Family and Caregiver Schizophrenia Discussion Forum

I am curious - what are other people’s thoughts on

I have been on forums before where people always have an “identifier” under each of the their postings. Is this something that is helpful?

@Maggotbrane - would you be willing to share the thoughts behind yours?

Yes. I recently adopted it for several reasons:

First, out of voiced concern within this forum about diagnosed people posting advice in the family forum. My opinion is people should be able to make their own assessment of who and what to believe, but others—both DXed and not—disagreed, so in deference I opted for full transparency.
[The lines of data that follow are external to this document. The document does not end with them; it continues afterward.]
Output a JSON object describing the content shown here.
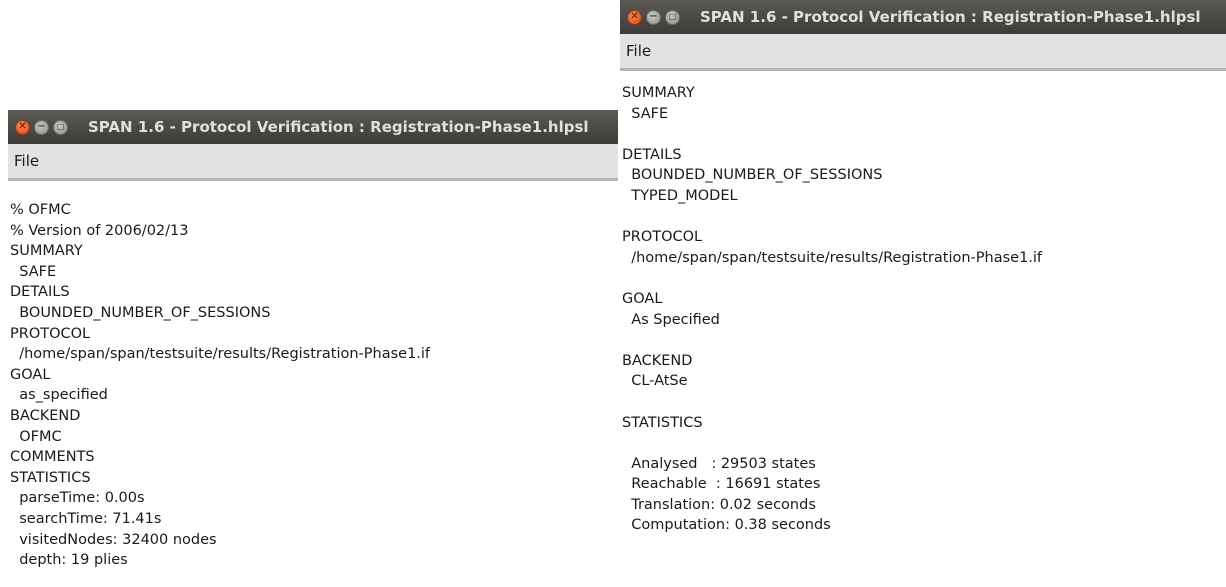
{
  "left_window": {
    "title": "SPAN 1.6 - Protocol Verification : Registration-Phase1.hlpsl",
    "menu": {
      "file": "File"
    },
    "lines": [
      "% OFMC",
      "% Version of 2006/02/13",
      "SUMMARY",
      "  SAFE",
      "DETAILS",
      "  BOUNDED_NUMBER_OF_SESSIONS",
      "PROTOCOL",
      "  /home/span/span/testsuite/results/Registration-Phase1.if",
      "GOAL",
      "  as_specified",
      "BACKEND",
      "  OFMC",
      "COMMENTS",
      "STATISTICS",
      "  parseTime: 0.00s",
      "  searchTime: 71.41s",
      "  visitedNodes: 32400 nodes",
      "  depth: 19 plies"
    ]
  },
  "right_window": {
    "title": "SPAN 1.6 - Protocol Verification : Registration-Phase1.hlpsl",
    "menu": {
      "file": "File"
    },
    "lines": [
      "SUMMARY",
      "  SAFE",
      "",
      "DETAILS",
      "  BOUNDED_NUMBER_OF_SESSIONS",
      "  TYPED_MODEL",
      "",
      "PROTOCOL",
      "  /home/span/span/testsuite/results/Registration-Phase1.if",
      "",
      "GOAL",
      "  As Specified",
      "",
      "BACKEND",
      "  CL-AtSe",
      "",
      "STATISTICS",
      "",
      "  Analysed   : 29503 states",
      "  Reachable  : 16691 states",
      "  Translation: 0.02 seconds",
      "  Computation: 0.38 seconds"
    ]
  },
  "icons": {
    "close": "close-icon",
    "minimize": "minimize-icon",
    "maximize": "maximize-icon"
  },
  "colors": {
    "titlebar": "#3c3b37",
    "close_button": "#df4a16",
    "menubar": "#e3e2e0"
  }
}
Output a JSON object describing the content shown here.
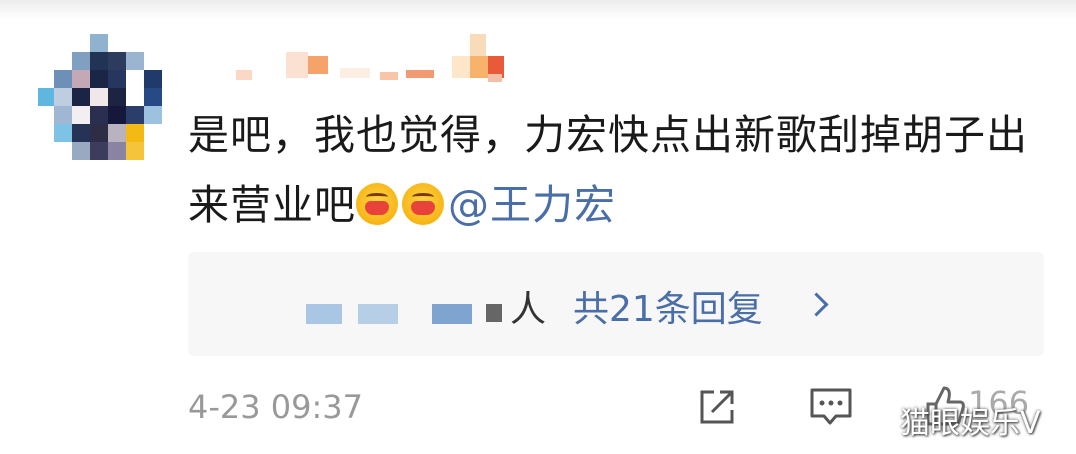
{
  "comment": {
    "text": "是吧，我也觉得，力宏快点出新歌刮掉胡子出来营业吧",
    "emojis": [
      "hug-emoji",
      "hug-emoji"
    ],
    "mention": "@王力宏"
  },
  "replies": {
    "suffix": "人",
    "link_label": "共21条回复"
  },
  "footer": {
    "timestamp": "4-23 09:37",
    "like_count": "166",
    "icons": [
      "share-icon",
      "comment-icon",
      "like-icon"
    ]
  },
  "watermark": "猫眼娱乐V",
  "colors": {
    "link": "#4a6ea8",
    "text": "#1a1a1a",
    "muted": "#999999",
    "reply_bg": "#f7f7f7"
  }
}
Second, because I have a diagnosis, and post both about caregiving and the inner working of the disease from a ‘lived’ perspective, I often get follow up questions about my status from newcomers. And frankly explaining myself has gotten a bit repetitive and tedious for me. Due to stigma and possible social and employment repercussions from being “outed” or “dox-ed”, I’m private about my life so I leave my profile info blank. A tag disclaimer or “signature” seemed the best place for this.

Third, I like the consistency of disclaimers. I don’t have to think about qualifying everything I post, or defending or elaborating on opinions— especially when it comes to medication. Since I started off with talk therapy which is a controversial treatment for SZ, some people may assume I’m anti-drug or pro-alternative treatment and I’m not, so if I spell it out I feel I can better focus on the subject at hand.

Per the history of signatures or tag lines or quotes, I’ve been around computer forums for a very long time— before the World Wide Web and texting and cellphones and social media. They’ve been around for a very long time, and serve as a sort of calling card. Some people feel they needed them, some don’t, just like some people print up business cards or have Linked-In or Facebook pages and some don’t. It’s just a way of projecting persona and making a memorable impact.


Thanks for taking the time to the clarify your reasons. The world of scz is such a tricky place, I know I worry that my son might recognize himself should he land on this forum. Years ago an excellent contributor stopped writing not long after mentioning her fear that her child had discovered the forum. Any signature tag of mine would really require some thought as most of my identity here come from a description of my son.

I had seen the “alert” that was posted to let people know we have people with an scz diagnosis posting. Our members with a diagnosis enrich our understanding of schizophrenia. Many of us are here hoping for information that will help us and will hopefully help our family members. A “crossover” forum member years ago brought me needed enlightenment when he talked about how it hurt him as he could see that his parents were still hoping for the “before” him. The son I have today is the son I have and I don’t want him to look into my eyes and see grief or disappointment - I want him to see the same love and joy as always. The added bonus was showing him love and joy felt much better for me:) Looking at him with my heart, helped me see him.

I hope no one felt discouraged about posting as none of us know when something we post might help someone else. Having family members with brain disorders is a process and something insignificant to some is a life changer for someone else.

My signature and disclaimer may take some time to write, I do like the idea. Thanks!


Thanks. I have similar fears my brother or other family members may discover this forum, but they are muted because my brother has bipolar disorder instead, and his focus is unlikely to stray to schizophrenia forums. He likely doesn’t view me or my sister as caregivers at all, nor would he think of himself as my caregiver, so I’m doubly safe. My psychiatrist knows I post to a forum, but I’m not particularly concerned he might read my posts.


I want to speak up for myself too, hope, and say that I agree. “Our members with diagnosis enrich our understanding” is so true! I’ve found the contributors with diagnosis invaluable in their contributions. Sharing their perspectives has offered me rare and great enlightenment as they are willing to share their experiences and perspectives as well as having been willing to answer any direct questions I’ve had has been extremely helpful. They’ve offered great insight where my sz unmedicated loved one has been unable to communicate. And I appreciate them greatly for their willingness to share. So thanks guys!